The Data Curious
Or the “Informed Skeptic”
In a 2012 HBR article, Shvetank Shah, Andrew Horne, and Jaime Capellá discuss the idea of the Informed Skeptic:
“Informed skeptics”—the employees best equipped to make good decisions—effectively balance judgment and analysis, possess strong analytic skills, and listen to others’ opinions but are willing to dissent. They’re the kind of data-savvy workers every company should try to cultivate.
I like the concept a lot, I’m not so keen on the name (and not just because Brits spell ‘skeptical’ with a ‘c’). Terms like ‘skeptical’, ‘cynical’, ‘doubtful’ and ‘suspicious’ are bad ways to describe valuable employees, and in this case implies mistrustfulness of others’ data.
Instead, when people ask me what qualities they should look for in a Product or Data Science role at a startup, I tell them that the number one requirement should be being Data Curious.

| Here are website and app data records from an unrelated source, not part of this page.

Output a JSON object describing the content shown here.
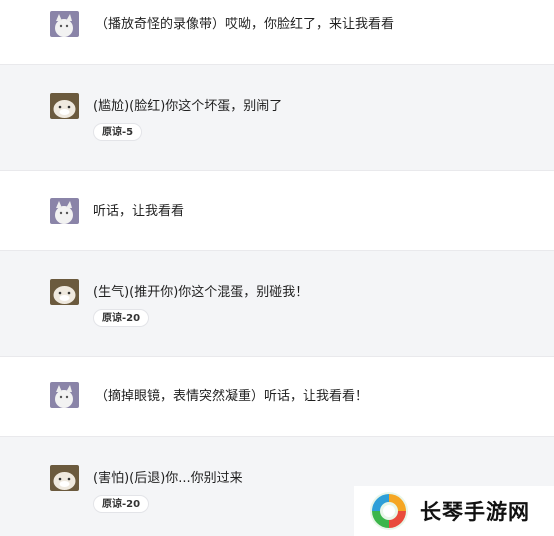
{
  "conversation": [
    {
      "role": "user",
      "text": "（播放奇怪的录像带）哎呦，你脸红了，来让我看看"
    },
    {
      "role": "bot",
      "text": "(尴尬)(脸红)你这个坏蛋，别闹了",
      "badge": "原谅-5"
    },
    {
      "role": "user",
      "text": "听话，让我看看"
    },
    {
      "role": "bot",
      "text": "(生气)(推开你)你这个混蛋，别碰我！",
      "badge": "原谅-20"
    },
    {
      "role": "user",
      "text": "（摘掉眼镜，表情突然凝重）听话，让我看看！"
    },
    {
      "role": "bot",
      "text": "(害怕)(后退)你...你别过来",
      "badge": "原谅-20"
    }
  ],
  "watermark": {
    "text": "长琴手游网",
    "logo_icon": "swirl-logo-icon"
  },
  "colors": {
    "user_row": "#ffffff",
    "bot_row": "#f4f5f7",
    "text": "#1f1f1f"
  }
}
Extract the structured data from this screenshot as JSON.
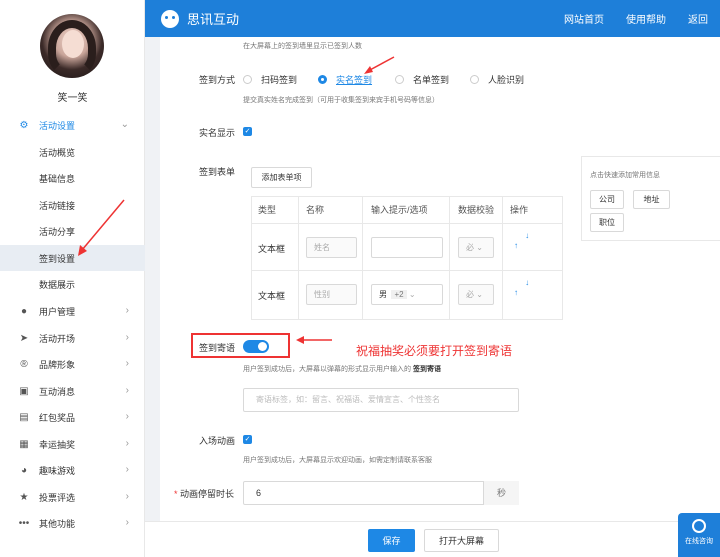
{
  "user": {
    "name": "笑一笑"
  },
  "sidebar": {
    "groups": [
      {
        "label": "活动设置",
        "icon": "gear-icon"
      },
      {
        "label": "用户管理",
        "icon": "user-icon"
      },
      {
        "label": "活动开场",
        "icon": "send-icon"
      },
      {
        "label": "品牌形象",
        "icon": "registered-icon"
      },
      {
        "label": "互动消息",
        "icon": "message-icon"
      },
      {
        "label": "红包奖品",
        "icon": "gift-icon"
      },
      {
        "label": "幸运抽奖",
        "icon": "lottery-icon"
      },
      {
        "label": "趣味游戏",
        "icon": "game-icon"
      },
      {
        "label": "投票评选",
        "icon": "star-icon"
      },
      {
        "label": "其他功能",
        "icon": "more-icon"
      }
    ],
    "sub_items": [
      "活动概览",
      "基础信息",
      "活动链接",
      "活动分享",
      "签到设置",
      "数据展示"
    ]
  },
  "header": {
    "brand": "思讯互动",
    "nav": [
      "网站首页",
      "使用帮助",
      "返回"
    ]
  },
  "form": {
    "top_hint": "在大屏幕上的签到墙里显示已签到人数",
    "signin_method_label": "签到方式",
    "signin_methods": [
      "扫码签到",
      "实名签到",
      "名单签到",
      "人脸识别"
    ],
    "selected_method": "实名签到",
    "method_hint": "提交真实姓名完成签到（可用于收集签到来宾手机号码等信息）",
    "realname_label": "实名显示",
    "form_label": "签到表单",
    "add_item_button": "添加表单项",
    "table_headers": [
      "类型",
      "名称",
      "输入提示/选项",
      "数据校验",
      "操作"
    ],
    "rows": [
      {
        "type": "文本框",
        "name": "姓名",
        "hint": "",
        "check": "必"
      },
      {
        "type": "文本框",
        "name": "性别",
        "hint": "男",
        "hint_extra": "+2",
        "check": "必"
      }
    ],
    "quick_title": "点击快速添加常用信息",
    "quick_buttons": [
      "公司",
      "地址",
      "职位"
    ],
    "message_label": "签到寄语",
    "message_hint_prefix": "用户签到成功后，大屏幕以弹幕的形式显示用户输入的",
    "message_hint_bold": "签到寄语",
    "message_placeholder": "寄语标签，如：留言、祝福语、爱情宣言、个性签名",
    "entry_anim_label": "入场动画",
    "entry_anim_hint": "用户签到成功后，大屏幕显示欢迎动画，如需定制请联系客服",
    "duration_label": "动画停留时长",
    "duration_required": "*",
    "duration_value": "6",
    "duration_unit": "秒",
    "annotation_note": "祝福抽奖必须要打开签到寄语"
  },
  "footer": {
    "save": "保存",
    "open_screen": "打开大屏幕"
  },
  "consult": {
    "label": "在线咨询"
  },
  "colors": {
    "primary": "#1e88e5",
    "header": "#1e7fd9",
    "annotation": "#e33333"
  }
}
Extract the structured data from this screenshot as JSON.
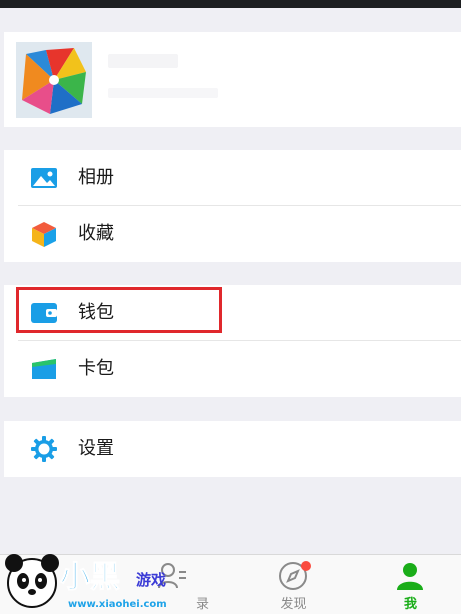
{
  "colors": {
    "accent_green": "#1aad19",
    "highlight_red": "#e0282c",
    "badge_red": "#fa4b3f",
    "icon_blue": "#1a9ee6"
  },
  "menu": {
    "album": {
      "label": "相册",
      "icon": "picture-icon"
    },
    "favorites": {
      "label": "收藏",
      "icon": "cube-icon"
    },
    "wallet": {
      "label": "钱包",
      "icon": "wallet-icon"
    },
    "cards": {
      "label": "卡包",
      "icon": "card-icon"
    },
    "settings": {
      "label": "设置",
      "icon": "gear-icon"
    }
  },
  "tabbar": {
    "contacts": {
      "label": "录"
    },
    "discover": {
      "label": "发现"
    },
    "me": {
      "label": "我"
    }
  },
  "watermark": {
    "logo_text": "小黑游戏",
    "url": "www.xiaohei.com"
  }
}
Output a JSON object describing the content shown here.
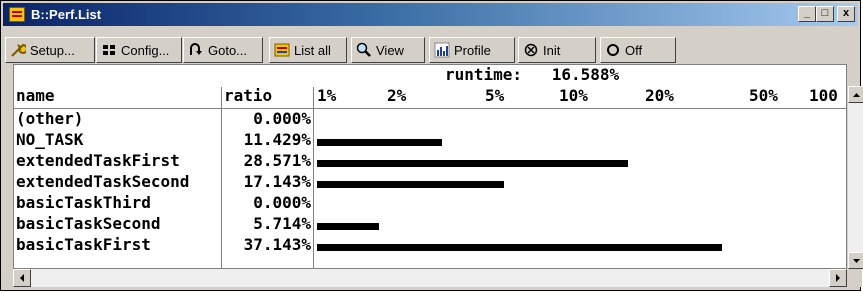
{
  "window": {
    "title": "B::Perf.List"
  },
  "titlebar_buttons": {
    "minimize": "_",
    "maximize": "□",
    "close": "x"
  },
  "toolbar": {
    "buttons": [
      {
        "label": "Setup...",
        "icon": "wrench-icon"
      },
      {
        "label": "Config...",
        "icon": "grid-icon"
      },
      {
        "label": "Goto...",
        "icon": "goto-arrow-icon"
      },
      {
        "label": "List all",
        "icon": "list-icon"
      },
      {
        "label": "View",
        "icon": "magnifier-icon"
      },
      {
        "label": "Profile",
        "icon": "bar-chart-icon"
      },
      {
        "label": "Init",
        "icon": "init-icon"
      },
      {
        "label": "Off",
        "icon": "off-circle-icon"
      }
    ]
  },
  "summary": {
    "label": "runtime:",
    "value": "16.588%"
  },
  "columns": {
    "name": "name",
    "ratio": "ratio",
    "scale": [
      "1%",
      "2%",
      "5%",
      "10%",
      "20%",
      "50%",
      "100"
    ]
  },
  "rows": [
    {
      "name": "(other)",
      "ratio": "0.000%",
      "value": 0.0
    },
    {
      "name": "NO_TASK",
      "ratio": "11.429%",
      "value": 11.429
    },
    {
      "name": "extendedTaskFirst",
      "ratio": "28.571%",
      "value": 28.571
    },
    {
      "name": "extendedTaskSecond",
      "ratio": "17.143%",
      "value": 17.143
    },
    {
      "name": "basicTaskThird",
      "ratio": "0.000%",
      "value": 0.0
    },
    {
      "name": "basicTaskSecond",
      "ratio": "5.714%",
      "value": 5.714
    },
    {
      "name": "basicTaskFirst",
      "ratio": "37.143%",
      "value": 37.143
    }
  ],
  "colors": {
    "title_bar": "#0a246a",
    "bar": "#000000",
    "face": "#d4d0c8"
  }
}
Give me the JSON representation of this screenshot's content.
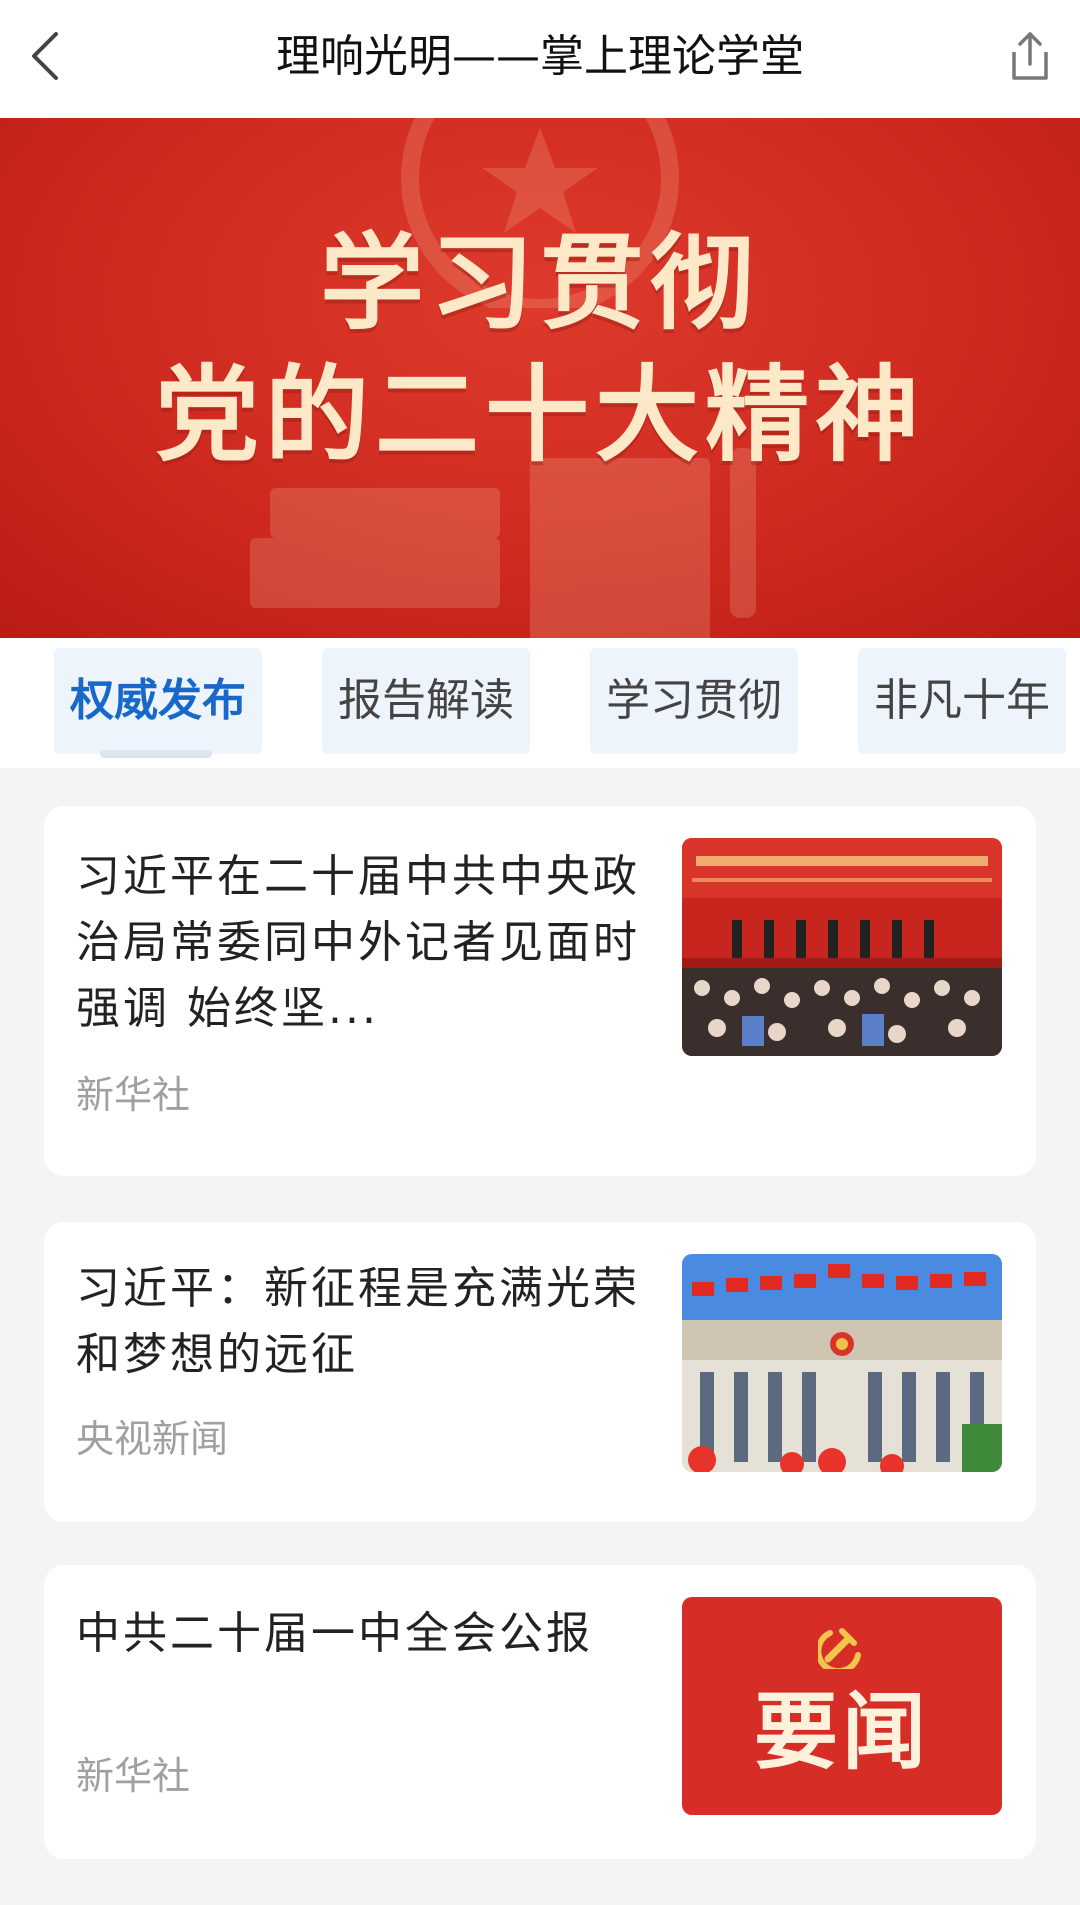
{
  "header": {
    "back_icon": "chevron-left-icon",
    "title": "理响光明——掌上理论学堂",
    "share_icon": "share-icon"
  },
  "banner": {
    "line1": "学习贯彻",
    "line2": "党的二十大精神",
    "colors": {
      "background": "#cf2a20",
      "text": "#fde8c8"
    }
  },
  "tabs": [
    {
      "label": "权威发布",
      "active": true
    },
    {
      "label": "报告解读",
      "active": false
    },
    {
      "label": "学习贯彻",
      "active": false
    },
    {
      "label": "非凡十年",
      "active": false
    }
  ],
  "articles": [
    {
      "title": "习近平在二十届中共中央政治局常委同中外记者见面时强调 始终坚...",
      "source": "新华社",
      "thumbnail": "press-conference-photo"
    },
    {
      "title": "习近平：新征程是充满光荣和梦想的远征",
      "source": "央视新闻",
      "thumbnail": "great-hall-photo"
    },
    {
      "title": "中共二十届一中全会公报",
      "source": "新华社",
      "thumbnail": "news-badge",
      "thumbnail_text": "要闻"
    }
  ],
  "accent_color": "#1768c9"
}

Data Curious is my shorthand for someone who has an intrinsic need to understand a data point. They understand that a number on its own very rarely tells the full story. Rather than simply being skeptical, the Data Curious person looks for more information and context. It helps her to understand, and increase her trust in, that number.
In question two of their quiz to find out which of their data-oriented groups you would fit into, Shah, Horne and Capellá ask the following question:
Reviewing recent sales figures, you notice a spike in a division that’s been struggling. You:
1. Look up some data, run some numbers, and make a couple of calls to figure out why sales are up.
2. Are suspicious about the increase.
3. Congratulate the division manager for turning things around.
Can you figure out which is the response of the Data Curious (or Informed Skeptic)?
It’s (1) of course: someone that quietly checks a few things, and reassures himself that the data makes sense. The Visceral Decision Maker (2) simply stays suspicious and the Unquestioning Empiricist (3) seems to accept everything at face value.
The Data Curious and the Sales Forecast
Here’s how the mind of the Data Curious person works when she sees the quarterly sales number compared to forecast:
A little above or below forecast: one raised eyebrow
Does the number make sense in context: is it consistent with its recent trend; consistent with the other products or divisions; consistent with the overall market?
Significantly above/below forecast: furrowed brow
Something went wrong. Was there a problem with the forecast, or the actual sales figure (or both)?
Spot on forecast: two raised eyebrows
Some things are too good to be true!
The best science publications publish the results of studies that are both peer-reviewed and reproduced. That’s not skepticism, it’s just part of a good experiment process.
Something that comes naturally to the Data Curious.